» **TASK TO COMPLETE**:
Output the listing verbatim, leaving out every picture.

ENTRIES PROVIDED below:

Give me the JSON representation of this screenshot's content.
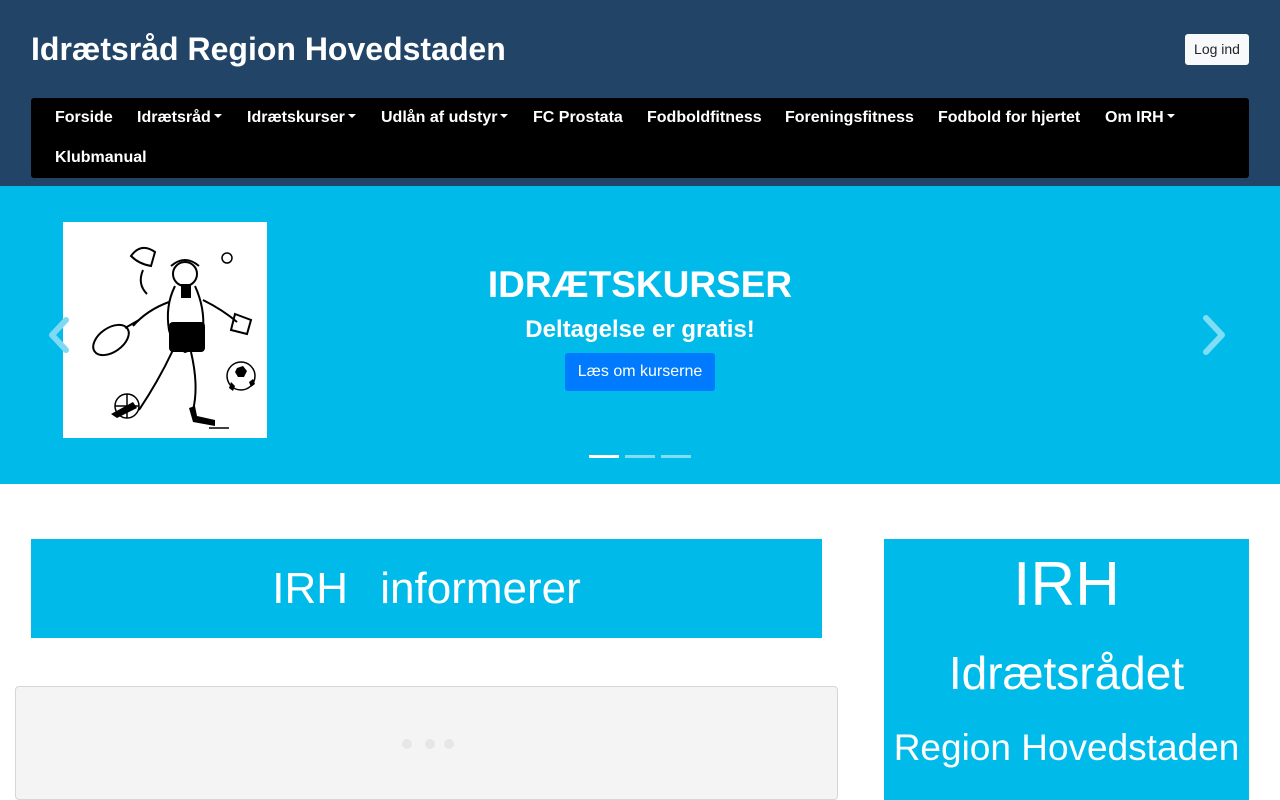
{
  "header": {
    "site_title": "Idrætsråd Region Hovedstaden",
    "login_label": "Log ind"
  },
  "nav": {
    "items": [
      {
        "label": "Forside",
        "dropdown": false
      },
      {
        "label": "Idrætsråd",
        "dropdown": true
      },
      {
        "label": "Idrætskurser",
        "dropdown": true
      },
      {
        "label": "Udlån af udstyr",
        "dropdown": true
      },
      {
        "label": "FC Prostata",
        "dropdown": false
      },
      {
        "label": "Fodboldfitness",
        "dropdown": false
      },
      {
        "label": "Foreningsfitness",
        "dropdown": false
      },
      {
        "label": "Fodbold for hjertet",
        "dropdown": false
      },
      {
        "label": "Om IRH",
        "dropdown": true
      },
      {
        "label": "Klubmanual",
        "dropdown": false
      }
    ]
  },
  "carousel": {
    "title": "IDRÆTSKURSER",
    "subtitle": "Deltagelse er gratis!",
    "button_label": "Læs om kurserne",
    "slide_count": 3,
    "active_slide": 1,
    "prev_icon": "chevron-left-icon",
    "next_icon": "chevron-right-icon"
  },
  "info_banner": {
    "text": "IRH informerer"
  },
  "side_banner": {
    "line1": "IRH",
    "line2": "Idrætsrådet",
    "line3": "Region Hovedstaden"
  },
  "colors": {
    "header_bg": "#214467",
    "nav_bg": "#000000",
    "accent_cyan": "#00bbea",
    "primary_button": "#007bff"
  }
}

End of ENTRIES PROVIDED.

» **OUTPUT**:
Give me the JSON representation of this screenshot's content.
{
  "header": {
    "site_title": "Idrætsråd Region Hovedstaden",
    "login_label": "Log ind"
  },
  "nav": {
    "items": [
      {
        "label": "Forside",
        "dropdown": false
      },
      {
        "label": "Idrætsråd",
        "dropdown": true
      },
      {
        "label": "Idrætskurser",
        "dropdown": true
      },
      {
        "label": "Udlån af udstyr",
        "dropdown": true
      },
      {
        "label": "FC Prostata",
        "dropdown": false
      },
      {
        "label": "Fodboldfitness",
        "dropdown": false
      },
      {
        "label": "Foreningsfitness",
        "dropdown": false
      },
      {
        "label": "Fodbold for hjertet",
        "dropdown": false
      },
      {
        "label": "Om IRH",
        "dropdown": true
      },
      {
        "label": "Klubmanual",
        "dropdown": false
      }
    ]
  },
  "carousel": {
    "title": "IDRÆTSKURSER",
    "subtitle": "Deltagelse er gratis!",
    "button_label": "Læs om kurserne",
    "slide_count": 3,
    "active_slide": 1,
    "prev_icon": "chevron-left-icon",
    "next_icon": "chevron-right-icon"
  },
  "info_banner": {
    "text": "IRH informerer"
  },
  "side_banner": {
    "line1": "IRH",
    "line2": "Idrætsrådet",
    "line3": "Region Hovedstaden"
  },
  "colors": {
    "header_bg": "#214467",
    "nav_bg": "#000000",
    "accent_cyan": "#00bbea",
    "primary_button": "#007bff"
  }
}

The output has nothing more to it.